Fiction

Broken

Ruth Z. Deming

She was one of those women who did everything right. She taught yoga at the Hollywood Fitness Spa. She told her students, “We’re not getting any younger, but yoga is the best way to preserve our aging bodies.”

“Breathe in, breathe out.”

As a mother of four, she had no need of men, and was happiest without them. She could do what she wanted without asking anyone for permission.

“Permission!” Thank heavens those days were gone.

Autumn was on its way and she needed a few new outfits. Warm sweaters, a new pair of jeans that would show her shapely figure – no one would guess she would be 74 on Christmas day – and one of those sweater-jackets a few of her students had.

She backed out the driveway of her brick ranch, where she had raised her four children. Her husband, Alex, had let himself go – a big paunch from drinking too much beer – and died of a heart attack at Romeo’s Bar.

She was both sorry and glad it had happened.

She walked into Bloomingdale’s marveling at how good it felt to walk. Her head was lifted high, as she walked through the perfume department, then the men’s department – had Alex been alive, she would have bought him a red flannel shirt – and went up the escalator to the women’s department.

Soft music played in the distance. “Love is a many-splendored thing” followed by “Chances Are,” by Johnny Mathis.

Escalators were so amazing, she thought, looking at the steps coming and then vanishing.

Was it her imagination or was she feeling a twinge in her left foot.

Good, it was gone.

As she was rifling through the various types of jeans they offered – weren’t there any plain ones? – maybe she should have gone to Chico’s – the pain came again.

This time it was crippling pain. Absolutely excruciating. What on earth?

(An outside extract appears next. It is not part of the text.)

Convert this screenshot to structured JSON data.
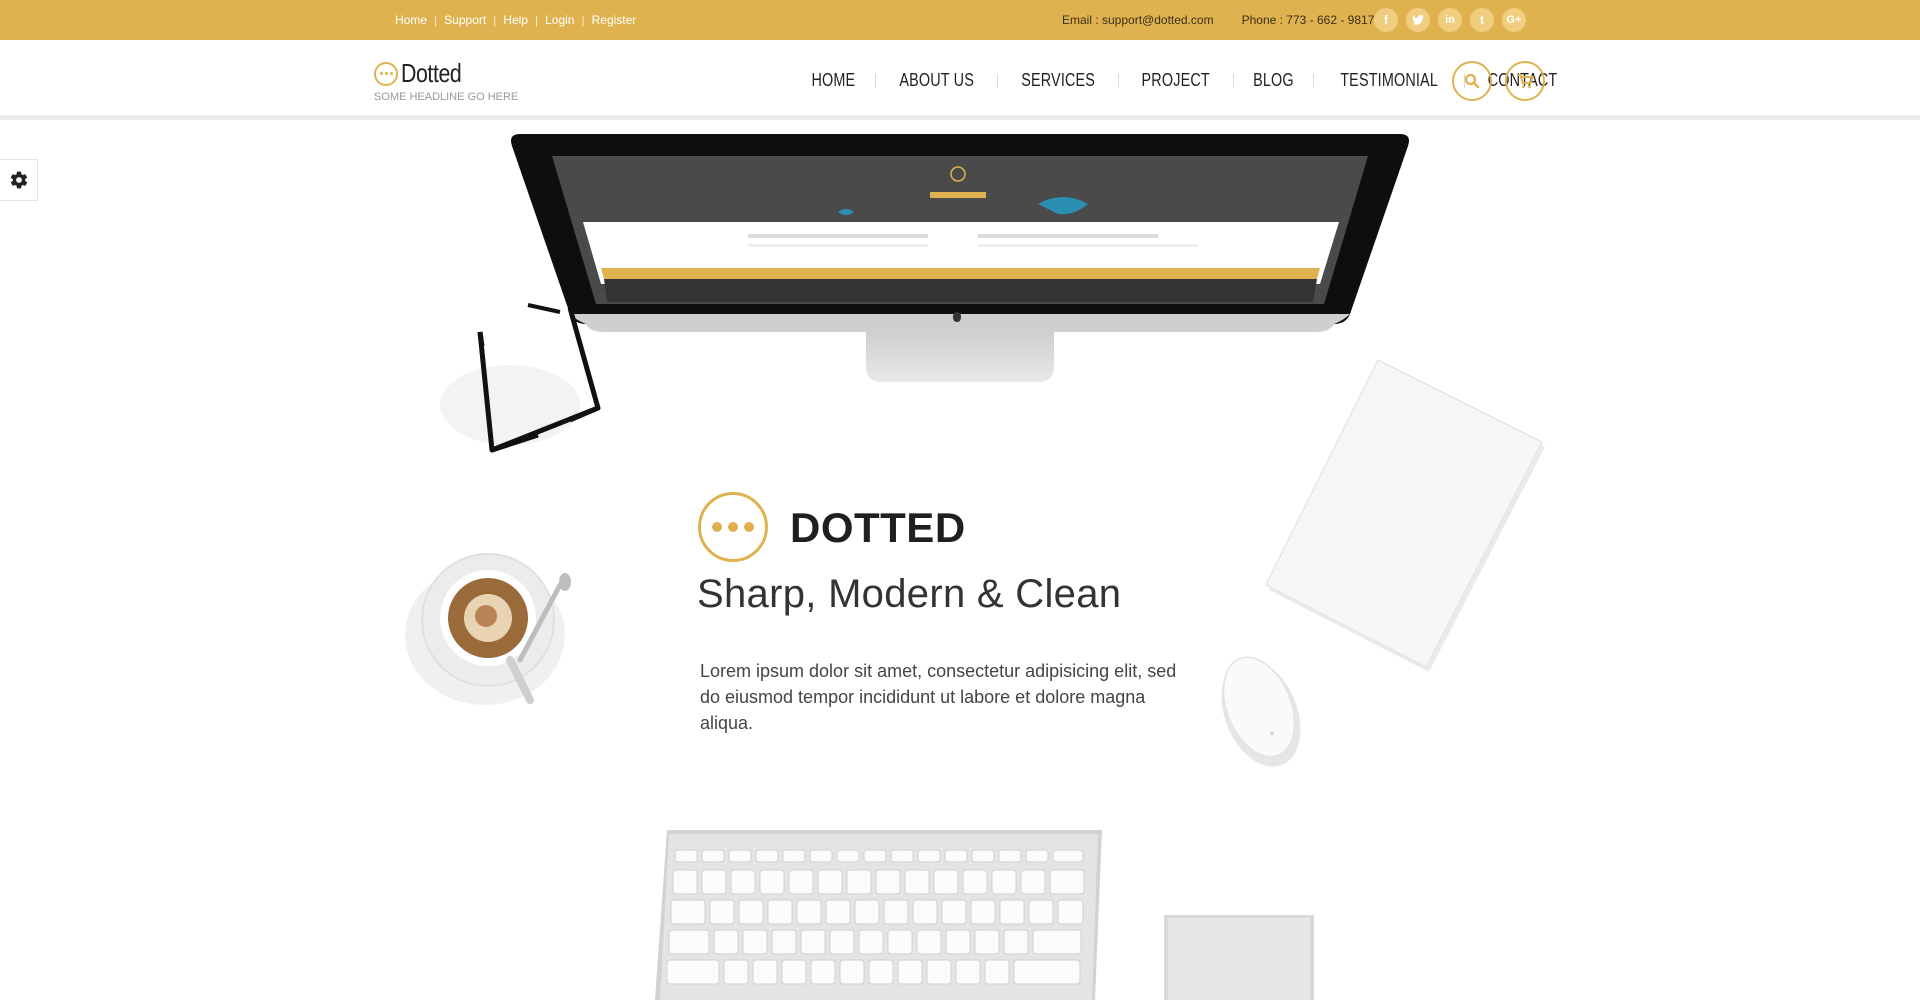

She drove herself to the emergency room.

X-rays showed she had broken four bones in her left foot.

The physician on call said, “This often happens to women your age. The bones lose their density. Do you have a history of falling or diabetes?”

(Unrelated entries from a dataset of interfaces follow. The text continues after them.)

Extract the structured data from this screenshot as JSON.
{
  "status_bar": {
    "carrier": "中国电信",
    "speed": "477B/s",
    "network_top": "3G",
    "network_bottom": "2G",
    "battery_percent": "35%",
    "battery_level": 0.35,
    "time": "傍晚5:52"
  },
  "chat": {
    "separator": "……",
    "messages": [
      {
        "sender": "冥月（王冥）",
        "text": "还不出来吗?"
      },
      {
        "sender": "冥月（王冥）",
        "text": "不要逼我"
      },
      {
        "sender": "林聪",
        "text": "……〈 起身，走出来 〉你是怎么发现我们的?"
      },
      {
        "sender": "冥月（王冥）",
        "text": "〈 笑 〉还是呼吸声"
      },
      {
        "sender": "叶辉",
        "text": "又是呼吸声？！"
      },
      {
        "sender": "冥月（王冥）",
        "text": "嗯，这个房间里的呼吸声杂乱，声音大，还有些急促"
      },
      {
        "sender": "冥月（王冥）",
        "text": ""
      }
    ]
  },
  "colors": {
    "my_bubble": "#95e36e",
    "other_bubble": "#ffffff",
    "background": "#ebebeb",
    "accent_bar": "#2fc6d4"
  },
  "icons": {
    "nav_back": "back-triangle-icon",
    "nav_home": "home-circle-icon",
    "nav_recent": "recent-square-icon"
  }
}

“Certainly not,” she snapped.

“We’ll fix you up with a temporary cast and then you’ll be good to go. Please have someone pick you up. Driving is forbidden until your bones heal.”

She called her eldest daughter who arrived shortly.

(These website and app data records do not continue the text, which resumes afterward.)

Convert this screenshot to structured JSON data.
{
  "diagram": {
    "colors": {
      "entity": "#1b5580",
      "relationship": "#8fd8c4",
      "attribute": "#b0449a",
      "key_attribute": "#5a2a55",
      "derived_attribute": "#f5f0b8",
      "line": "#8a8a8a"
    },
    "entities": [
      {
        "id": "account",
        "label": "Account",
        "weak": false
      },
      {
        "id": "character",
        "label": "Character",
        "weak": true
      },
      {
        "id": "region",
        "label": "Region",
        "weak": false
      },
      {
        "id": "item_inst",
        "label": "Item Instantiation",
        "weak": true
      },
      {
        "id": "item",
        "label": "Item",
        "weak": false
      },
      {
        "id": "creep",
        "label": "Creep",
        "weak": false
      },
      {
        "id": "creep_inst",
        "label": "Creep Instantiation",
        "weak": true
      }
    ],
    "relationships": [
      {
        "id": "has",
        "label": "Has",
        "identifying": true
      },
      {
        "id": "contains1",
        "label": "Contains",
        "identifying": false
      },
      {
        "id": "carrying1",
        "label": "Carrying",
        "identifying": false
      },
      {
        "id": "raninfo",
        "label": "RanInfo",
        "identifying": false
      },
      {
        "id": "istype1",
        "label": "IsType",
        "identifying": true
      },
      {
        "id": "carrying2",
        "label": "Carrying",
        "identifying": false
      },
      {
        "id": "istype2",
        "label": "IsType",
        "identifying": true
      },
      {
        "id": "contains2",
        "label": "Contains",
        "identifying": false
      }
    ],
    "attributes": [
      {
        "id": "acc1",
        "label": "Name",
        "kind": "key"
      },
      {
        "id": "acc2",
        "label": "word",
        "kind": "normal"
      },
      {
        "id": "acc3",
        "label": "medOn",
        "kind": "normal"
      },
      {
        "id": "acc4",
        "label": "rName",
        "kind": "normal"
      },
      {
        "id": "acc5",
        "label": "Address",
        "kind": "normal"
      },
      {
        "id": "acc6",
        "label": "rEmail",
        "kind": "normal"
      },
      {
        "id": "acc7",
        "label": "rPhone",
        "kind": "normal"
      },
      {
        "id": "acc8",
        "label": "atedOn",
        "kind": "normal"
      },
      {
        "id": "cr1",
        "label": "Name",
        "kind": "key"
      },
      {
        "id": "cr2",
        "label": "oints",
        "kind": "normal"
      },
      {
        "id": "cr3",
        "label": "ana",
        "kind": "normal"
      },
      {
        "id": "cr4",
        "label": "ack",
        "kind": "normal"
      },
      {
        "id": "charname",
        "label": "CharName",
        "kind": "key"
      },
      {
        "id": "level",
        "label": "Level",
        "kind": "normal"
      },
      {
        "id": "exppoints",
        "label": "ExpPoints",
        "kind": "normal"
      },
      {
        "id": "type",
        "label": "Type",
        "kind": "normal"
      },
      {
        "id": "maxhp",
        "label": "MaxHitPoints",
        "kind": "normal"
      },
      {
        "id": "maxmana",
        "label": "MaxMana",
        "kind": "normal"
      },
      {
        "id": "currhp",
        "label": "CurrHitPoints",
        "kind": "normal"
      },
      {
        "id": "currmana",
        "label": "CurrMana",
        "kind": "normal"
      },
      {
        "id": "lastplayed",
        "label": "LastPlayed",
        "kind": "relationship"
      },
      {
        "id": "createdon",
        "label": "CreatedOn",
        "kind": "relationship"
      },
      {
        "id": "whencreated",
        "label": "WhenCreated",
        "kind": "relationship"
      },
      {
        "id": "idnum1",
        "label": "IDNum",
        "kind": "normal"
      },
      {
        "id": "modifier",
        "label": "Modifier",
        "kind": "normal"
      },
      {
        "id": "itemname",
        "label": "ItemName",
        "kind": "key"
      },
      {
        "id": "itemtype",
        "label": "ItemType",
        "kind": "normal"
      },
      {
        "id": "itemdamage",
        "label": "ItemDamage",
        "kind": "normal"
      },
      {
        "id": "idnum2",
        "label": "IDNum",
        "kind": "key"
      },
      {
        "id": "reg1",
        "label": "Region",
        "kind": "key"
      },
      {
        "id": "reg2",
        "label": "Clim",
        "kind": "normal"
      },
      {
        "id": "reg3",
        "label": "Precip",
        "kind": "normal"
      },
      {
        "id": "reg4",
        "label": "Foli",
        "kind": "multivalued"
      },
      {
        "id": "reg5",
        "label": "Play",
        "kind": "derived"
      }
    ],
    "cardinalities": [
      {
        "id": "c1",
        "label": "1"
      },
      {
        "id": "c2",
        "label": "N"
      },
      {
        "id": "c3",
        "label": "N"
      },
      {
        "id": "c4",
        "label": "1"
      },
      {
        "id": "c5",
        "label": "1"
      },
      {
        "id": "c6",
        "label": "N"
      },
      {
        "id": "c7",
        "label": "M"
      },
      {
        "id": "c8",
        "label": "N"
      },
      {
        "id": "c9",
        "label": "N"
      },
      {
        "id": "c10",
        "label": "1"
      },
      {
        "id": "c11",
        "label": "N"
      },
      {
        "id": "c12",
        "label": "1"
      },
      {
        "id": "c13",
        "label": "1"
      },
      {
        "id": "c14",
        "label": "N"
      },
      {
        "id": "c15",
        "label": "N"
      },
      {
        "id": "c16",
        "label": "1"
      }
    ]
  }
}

“Honey,” she said. “I’m perfectly fine to drive.”

“You sure, Mom?”

“Absolutely,” she said. “Just drive me to the parking lot and I’ll drive home.”

She and her daughter kissed goodbye.

She got into her car. Thankfully, the breakage was on her left foot. She stared at the temporary blue cast. Plaster was no longer used.

She drove back to Bloomingdale’s, went up the escalator to the second floor, and finished her shopping. She did limp a little, but the pain was gone.